> [Source data]
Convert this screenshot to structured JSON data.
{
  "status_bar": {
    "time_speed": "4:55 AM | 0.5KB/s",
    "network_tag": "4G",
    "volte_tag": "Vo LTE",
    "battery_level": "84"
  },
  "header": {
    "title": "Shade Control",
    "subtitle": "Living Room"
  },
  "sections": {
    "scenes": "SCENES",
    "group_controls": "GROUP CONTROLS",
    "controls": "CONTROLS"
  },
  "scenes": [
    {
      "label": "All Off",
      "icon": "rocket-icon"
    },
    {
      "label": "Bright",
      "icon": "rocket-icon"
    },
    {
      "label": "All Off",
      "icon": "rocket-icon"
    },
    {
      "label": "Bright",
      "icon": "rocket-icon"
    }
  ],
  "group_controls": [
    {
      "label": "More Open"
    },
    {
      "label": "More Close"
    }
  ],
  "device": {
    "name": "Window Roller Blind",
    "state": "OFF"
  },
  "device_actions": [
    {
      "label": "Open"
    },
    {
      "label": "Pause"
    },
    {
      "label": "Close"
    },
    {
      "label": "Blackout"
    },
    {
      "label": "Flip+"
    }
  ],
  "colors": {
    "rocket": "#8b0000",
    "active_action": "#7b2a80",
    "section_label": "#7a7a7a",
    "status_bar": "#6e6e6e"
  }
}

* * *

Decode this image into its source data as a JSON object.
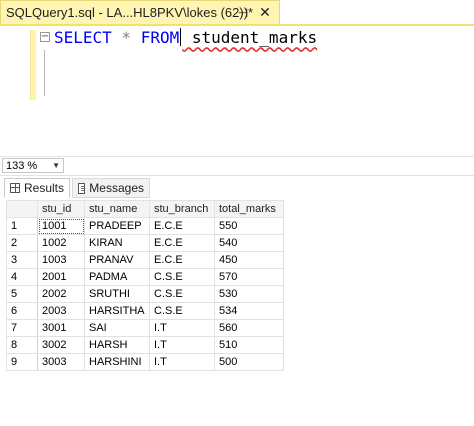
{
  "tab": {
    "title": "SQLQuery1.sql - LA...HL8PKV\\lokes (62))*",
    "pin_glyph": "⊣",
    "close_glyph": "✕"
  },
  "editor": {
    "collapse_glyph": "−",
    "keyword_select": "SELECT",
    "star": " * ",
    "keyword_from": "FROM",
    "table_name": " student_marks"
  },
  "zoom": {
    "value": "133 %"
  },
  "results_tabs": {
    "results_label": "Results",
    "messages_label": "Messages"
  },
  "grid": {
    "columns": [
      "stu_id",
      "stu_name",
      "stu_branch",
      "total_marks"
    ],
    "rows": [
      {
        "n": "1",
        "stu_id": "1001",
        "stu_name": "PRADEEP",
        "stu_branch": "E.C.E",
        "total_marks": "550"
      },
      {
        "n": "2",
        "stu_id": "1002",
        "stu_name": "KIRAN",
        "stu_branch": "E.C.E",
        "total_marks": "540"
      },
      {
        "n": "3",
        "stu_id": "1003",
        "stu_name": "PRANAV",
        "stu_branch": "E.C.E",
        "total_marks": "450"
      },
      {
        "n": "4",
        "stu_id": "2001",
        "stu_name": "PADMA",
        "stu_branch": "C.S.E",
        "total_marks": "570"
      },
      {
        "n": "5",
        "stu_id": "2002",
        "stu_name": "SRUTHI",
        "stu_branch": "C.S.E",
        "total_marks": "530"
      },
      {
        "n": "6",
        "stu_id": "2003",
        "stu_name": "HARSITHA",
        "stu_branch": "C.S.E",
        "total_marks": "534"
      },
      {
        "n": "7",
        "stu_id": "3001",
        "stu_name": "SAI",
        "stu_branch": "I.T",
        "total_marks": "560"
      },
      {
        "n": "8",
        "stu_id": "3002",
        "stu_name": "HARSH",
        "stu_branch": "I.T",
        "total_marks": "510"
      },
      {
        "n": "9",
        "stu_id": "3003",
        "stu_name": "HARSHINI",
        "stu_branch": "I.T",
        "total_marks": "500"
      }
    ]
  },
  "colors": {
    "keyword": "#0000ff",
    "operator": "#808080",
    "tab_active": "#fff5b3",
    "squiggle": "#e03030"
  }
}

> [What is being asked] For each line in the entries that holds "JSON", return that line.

> [Solved exercise]
Convert this screenshot to structured JSON data.
Decode this image into its source data as a JSON object.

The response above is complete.